# WORK ITEM
Search the records that follow and extract every line containing the string "more".

Segment Start: RECORDED DATA

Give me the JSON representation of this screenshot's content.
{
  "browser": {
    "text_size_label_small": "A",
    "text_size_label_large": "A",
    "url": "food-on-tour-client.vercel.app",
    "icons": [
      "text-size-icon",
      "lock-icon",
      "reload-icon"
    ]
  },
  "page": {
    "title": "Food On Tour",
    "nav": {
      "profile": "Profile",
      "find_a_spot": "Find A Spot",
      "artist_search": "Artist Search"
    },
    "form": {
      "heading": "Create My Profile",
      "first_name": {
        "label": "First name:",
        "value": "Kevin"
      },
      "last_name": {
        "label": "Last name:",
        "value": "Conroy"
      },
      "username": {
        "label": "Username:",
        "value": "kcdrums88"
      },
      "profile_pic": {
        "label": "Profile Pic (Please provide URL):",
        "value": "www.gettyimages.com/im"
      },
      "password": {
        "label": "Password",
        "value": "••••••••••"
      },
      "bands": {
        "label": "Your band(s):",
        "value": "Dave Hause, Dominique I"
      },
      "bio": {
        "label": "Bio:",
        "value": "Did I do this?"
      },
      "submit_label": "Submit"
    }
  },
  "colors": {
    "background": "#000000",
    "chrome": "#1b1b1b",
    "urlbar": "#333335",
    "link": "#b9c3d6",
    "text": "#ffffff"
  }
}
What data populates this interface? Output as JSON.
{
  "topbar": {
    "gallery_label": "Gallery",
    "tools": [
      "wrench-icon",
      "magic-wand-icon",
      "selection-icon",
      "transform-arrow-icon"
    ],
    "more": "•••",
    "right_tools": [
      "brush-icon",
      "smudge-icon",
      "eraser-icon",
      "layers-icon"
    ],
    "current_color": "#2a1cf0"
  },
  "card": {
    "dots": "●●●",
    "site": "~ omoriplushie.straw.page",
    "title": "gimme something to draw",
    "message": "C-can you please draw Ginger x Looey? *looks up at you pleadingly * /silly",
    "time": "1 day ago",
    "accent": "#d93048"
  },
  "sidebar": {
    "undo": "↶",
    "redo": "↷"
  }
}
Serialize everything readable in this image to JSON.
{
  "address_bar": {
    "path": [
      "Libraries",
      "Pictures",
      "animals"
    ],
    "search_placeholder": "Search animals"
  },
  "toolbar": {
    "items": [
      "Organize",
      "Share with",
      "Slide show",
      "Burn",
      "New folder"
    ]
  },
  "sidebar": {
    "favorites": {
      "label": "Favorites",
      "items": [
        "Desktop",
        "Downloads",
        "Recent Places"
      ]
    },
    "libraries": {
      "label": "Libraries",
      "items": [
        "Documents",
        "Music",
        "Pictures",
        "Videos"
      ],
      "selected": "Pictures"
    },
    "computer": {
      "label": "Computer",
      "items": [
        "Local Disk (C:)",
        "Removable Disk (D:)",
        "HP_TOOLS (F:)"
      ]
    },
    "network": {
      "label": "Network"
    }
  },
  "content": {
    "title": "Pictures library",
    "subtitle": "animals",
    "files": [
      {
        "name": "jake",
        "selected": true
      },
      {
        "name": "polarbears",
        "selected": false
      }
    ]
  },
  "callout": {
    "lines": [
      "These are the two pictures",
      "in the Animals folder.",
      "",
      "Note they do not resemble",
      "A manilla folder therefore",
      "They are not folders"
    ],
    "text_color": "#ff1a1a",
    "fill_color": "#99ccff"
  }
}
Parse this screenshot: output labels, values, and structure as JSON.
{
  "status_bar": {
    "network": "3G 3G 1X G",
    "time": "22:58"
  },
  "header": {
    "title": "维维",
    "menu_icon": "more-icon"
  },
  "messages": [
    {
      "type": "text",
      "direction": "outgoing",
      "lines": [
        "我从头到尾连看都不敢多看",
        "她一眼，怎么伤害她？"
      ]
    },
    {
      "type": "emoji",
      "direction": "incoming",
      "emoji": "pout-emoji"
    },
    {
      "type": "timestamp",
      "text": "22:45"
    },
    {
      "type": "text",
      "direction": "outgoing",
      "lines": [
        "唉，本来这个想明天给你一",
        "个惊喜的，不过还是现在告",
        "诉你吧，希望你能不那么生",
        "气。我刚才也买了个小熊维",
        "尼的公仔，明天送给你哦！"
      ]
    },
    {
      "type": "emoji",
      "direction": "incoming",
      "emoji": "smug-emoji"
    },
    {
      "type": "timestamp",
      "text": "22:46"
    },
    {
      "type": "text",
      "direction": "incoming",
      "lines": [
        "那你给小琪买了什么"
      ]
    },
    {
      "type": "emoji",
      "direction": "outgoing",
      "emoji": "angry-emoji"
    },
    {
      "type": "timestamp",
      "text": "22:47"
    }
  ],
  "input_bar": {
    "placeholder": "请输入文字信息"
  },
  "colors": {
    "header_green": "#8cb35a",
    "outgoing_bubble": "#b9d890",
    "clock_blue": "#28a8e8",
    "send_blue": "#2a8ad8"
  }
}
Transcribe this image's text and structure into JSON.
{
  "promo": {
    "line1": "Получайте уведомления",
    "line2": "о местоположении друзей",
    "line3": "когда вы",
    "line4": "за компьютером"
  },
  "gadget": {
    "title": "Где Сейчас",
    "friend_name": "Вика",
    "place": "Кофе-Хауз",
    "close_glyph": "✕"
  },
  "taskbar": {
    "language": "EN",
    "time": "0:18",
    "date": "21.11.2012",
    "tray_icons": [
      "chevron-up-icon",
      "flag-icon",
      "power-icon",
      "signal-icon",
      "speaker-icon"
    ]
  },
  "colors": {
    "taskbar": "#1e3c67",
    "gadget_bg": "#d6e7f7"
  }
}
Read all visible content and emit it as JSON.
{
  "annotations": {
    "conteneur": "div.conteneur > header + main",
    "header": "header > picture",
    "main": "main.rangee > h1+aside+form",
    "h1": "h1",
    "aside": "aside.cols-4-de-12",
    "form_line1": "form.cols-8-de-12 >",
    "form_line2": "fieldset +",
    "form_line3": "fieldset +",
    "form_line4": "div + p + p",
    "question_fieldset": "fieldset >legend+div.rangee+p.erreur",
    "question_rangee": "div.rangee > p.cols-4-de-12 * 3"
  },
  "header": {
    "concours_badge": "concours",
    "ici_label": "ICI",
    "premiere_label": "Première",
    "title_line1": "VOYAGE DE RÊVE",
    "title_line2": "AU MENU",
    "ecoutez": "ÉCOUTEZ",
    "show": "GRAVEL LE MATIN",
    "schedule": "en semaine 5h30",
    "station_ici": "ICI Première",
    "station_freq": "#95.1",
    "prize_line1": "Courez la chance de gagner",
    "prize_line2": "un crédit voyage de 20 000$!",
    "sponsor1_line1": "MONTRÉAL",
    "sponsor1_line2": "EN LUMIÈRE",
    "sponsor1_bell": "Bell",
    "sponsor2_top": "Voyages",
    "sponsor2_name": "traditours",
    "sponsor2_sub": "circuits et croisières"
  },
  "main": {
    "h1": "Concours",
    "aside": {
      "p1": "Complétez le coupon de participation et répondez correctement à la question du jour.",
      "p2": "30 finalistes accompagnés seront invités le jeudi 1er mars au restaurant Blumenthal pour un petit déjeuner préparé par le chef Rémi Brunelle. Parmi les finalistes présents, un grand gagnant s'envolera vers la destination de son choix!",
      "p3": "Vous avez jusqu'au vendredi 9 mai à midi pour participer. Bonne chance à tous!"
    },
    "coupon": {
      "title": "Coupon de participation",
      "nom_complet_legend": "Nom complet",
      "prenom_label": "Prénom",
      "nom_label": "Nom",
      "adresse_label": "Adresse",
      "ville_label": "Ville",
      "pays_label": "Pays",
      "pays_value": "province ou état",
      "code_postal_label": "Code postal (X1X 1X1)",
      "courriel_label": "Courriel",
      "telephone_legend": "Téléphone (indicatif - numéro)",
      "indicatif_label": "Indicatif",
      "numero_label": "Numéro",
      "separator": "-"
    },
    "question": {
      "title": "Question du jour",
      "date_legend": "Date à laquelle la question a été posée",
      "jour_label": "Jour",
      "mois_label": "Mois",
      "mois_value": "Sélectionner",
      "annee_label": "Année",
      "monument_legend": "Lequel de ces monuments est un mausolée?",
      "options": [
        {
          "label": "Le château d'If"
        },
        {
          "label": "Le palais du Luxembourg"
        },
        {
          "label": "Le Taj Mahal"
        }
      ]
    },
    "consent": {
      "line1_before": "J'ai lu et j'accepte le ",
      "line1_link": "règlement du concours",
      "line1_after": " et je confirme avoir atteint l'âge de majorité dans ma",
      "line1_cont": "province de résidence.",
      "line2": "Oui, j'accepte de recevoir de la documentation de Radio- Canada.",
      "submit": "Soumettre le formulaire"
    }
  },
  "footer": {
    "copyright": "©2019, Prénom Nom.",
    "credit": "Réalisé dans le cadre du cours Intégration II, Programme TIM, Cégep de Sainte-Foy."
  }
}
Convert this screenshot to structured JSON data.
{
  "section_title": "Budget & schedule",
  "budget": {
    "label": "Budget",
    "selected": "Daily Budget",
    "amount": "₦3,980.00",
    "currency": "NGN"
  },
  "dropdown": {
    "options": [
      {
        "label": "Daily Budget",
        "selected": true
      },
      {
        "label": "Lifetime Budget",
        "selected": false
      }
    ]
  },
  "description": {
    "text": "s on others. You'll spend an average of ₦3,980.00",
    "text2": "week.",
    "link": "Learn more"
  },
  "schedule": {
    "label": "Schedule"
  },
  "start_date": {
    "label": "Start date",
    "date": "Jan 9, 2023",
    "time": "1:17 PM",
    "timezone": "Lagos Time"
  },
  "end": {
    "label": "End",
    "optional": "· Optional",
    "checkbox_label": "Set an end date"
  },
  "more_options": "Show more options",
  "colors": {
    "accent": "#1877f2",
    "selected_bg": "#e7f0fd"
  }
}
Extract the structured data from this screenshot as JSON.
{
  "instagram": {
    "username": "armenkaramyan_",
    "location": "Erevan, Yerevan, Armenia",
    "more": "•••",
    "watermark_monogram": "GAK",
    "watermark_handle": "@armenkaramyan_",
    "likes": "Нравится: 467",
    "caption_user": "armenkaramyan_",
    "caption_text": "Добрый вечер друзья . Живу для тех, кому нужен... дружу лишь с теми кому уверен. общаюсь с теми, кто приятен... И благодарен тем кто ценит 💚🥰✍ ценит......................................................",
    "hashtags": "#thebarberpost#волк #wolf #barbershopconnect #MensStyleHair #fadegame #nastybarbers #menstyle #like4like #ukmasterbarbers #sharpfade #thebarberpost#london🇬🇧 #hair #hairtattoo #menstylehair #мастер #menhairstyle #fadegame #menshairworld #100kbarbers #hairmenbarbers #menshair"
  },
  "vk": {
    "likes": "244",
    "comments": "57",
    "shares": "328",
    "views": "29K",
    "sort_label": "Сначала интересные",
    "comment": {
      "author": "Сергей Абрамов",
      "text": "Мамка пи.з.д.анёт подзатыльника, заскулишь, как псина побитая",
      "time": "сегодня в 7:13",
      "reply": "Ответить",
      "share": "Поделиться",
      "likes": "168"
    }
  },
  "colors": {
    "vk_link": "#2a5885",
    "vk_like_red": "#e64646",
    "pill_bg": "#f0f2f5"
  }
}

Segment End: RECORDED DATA

# RESPONSE
    "more": "•••",
    "menu_icon": "more-icon"
    "link": "Learn more"
  "more_options": "Show more options",
    "more": "•••",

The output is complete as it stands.